Having a solid work crew plays a big role in your workplace happiness. It’s not just enjoying lunch together or having someone to go for coffee with—having a good support network actually makes us more productive, particularly in startup land.
While we’re often warned of the dangers of blurring the personal with the professional, in reality not developing friendships at work can be more detrimental to our success.
For one thing, our work friends act as wonderful stress relievers. They allow us to test the waters with certain ideas or problems without the fear of being shot down or ridiculed. When we need a second opinion, a bit of reassurance, or even a reality check, they’re there for us. Being able to talk openly at work in this way stops us from feeling isolated and decreases stress. If you’re in a naturally high-pressure environment, having a confidant can be the difference between excelling in your role and sinking beneath the weight of it.

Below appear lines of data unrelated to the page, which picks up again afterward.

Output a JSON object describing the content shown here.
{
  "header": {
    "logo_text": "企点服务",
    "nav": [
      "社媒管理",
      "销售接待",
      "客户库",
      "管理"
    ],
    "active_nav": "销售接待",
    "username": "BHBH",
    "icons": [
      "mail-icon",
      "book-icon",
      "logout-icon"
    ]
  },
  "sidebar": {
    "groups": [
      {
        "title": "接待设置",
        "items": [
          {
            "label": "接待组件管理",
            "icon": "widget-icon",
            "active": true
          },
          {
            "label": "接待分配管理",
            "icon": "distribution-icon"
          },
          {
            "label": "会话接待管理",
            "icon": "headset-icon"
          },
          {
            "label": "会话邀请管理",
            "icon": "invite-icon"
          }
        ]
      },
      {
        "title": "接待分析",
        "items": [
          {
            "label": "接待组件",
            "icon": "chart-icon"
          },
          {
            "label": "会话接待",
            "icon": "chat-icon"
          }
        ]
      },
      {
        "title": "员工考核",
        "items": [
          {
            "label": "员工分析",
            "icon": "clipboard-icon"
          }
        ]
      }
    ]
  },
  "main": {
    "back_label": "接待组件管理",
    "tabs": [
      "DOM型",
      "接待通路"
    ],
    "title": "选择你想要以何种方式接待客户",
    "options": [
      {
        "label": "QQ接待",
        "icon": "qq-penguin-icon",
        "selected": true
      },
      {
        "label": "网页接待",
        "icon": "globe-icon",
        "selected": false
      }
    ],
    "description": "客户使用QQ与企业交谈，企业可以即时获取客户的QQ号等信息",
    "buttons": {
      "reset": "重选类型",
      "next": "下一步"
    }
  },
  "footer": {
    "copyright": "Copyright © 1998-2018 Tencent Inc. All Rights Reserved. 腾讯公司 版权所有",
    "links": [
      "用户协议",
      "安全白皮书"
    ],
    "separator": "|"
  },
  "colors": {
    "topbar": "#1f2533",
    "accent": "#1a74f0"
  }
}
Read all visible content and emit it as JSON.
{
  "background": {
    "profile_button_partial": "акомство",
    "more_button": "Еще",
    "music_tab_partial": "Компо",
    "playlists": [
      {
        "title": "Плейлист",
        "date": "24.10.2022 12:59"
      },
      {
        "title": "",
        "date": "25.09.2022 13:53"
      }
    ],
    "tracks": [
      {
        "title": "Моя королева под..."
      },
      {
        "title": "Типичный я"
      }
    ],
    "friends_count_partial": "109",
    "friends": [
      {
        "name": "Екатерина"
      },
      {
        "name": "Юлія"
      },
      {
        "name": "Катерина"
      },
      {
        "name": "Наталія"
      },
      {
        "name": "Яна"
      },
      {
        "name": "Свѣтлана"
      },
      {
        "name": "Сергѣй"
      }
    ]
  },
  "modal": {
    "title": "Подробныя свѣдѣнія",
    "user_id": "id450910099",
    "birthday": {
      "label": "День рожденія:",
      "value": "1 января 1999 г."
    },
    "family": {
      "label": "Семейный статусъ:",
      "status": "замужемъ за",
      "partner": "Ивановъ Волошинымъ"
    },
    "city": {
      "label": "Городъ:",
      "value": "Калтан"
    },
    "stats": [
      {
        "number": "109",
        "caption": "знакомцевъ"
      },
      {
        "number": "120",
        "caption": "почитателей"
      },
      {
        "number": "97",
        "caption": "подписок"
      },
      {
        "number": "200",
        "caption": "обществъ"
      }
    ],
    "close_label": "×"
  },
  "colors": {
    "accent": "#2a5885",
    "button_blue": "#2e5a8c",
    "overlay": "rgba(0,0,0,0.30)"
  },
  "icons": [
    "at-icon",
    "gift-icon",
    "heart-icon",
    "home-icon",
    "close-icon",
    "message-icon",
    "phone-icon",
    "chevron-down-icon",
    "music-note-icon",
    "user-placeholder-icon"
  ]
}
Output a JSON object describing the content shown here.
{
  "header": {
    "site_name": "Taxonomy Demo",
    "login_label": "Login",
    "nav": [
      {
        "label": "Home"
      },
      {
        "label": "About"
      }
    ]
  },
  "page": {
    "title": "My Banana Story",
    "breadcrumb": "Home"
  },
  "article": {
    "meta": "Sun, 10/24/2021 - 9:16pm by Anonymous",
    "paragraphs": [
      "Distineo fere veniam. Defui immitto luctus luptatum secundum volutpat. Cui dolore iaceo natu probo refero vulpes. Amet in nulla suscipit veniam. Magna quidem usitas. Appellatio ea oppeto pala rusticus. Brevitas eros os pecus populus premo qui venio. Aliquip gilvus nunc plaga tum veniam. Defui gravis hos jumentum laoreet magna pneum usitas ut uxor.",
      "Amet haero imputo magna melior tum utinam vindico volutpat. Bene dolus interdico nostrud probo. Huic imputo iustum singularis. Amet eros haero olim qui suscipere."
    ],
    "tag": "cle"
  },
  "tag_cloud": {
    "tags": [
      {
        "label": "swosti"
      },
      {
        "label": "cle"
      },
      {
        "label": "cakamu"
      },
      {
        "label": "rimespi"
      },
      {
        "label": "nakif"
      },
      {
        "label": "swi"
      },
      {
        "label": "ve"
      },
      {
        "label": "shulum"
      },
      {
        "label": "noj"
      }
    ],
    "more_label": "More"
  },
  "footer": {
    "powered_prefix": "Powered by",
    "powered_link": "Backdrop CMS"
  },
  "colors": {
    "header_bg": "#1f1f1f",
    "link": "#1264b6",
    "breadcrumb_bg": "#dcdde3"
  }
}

Research by careers marketplace Jobbio shows that more than 33% of people believe their colleagues are the most important support when dealing with stress and other issues.
Work friendships are also the ultimate basis for teamwork. When you enjoy being around your colleagues, you’re more likely to work better together. You have a deeper understanding of each other’s work styles and personalities and this leads to more collaboration and higher productivity.
The truth is we work harder for people we like—people we can identify with on a human level and not just a professional one. In this way we’re more inclined to go above and beyond when it comes to taking on extra projects, covering more hours, or generally picking up the slack outside our job description. “A friend in need,” as they say.
In addition, people who have strong friendships at work are more invested in the company overall. They’re more engaged with developments outside their own department, and so communicate better across the board. They feel invested in the organization beyond their own career progression, and that does wonders for productivity.
Work friends are crucial in our personal development, too. They build our confidence by offering support and reassurance in times of uncertainty and by providing informal feedback you can’t get from a manager or boss. The friends we make at work often give us a fresh perspective. Unlike our other friends, those made through work probably have less in common with us in terms of background, family structure, age, or shared interests. This diversity of thought is key in helping us broaden our horizons and expand on our way of thinking.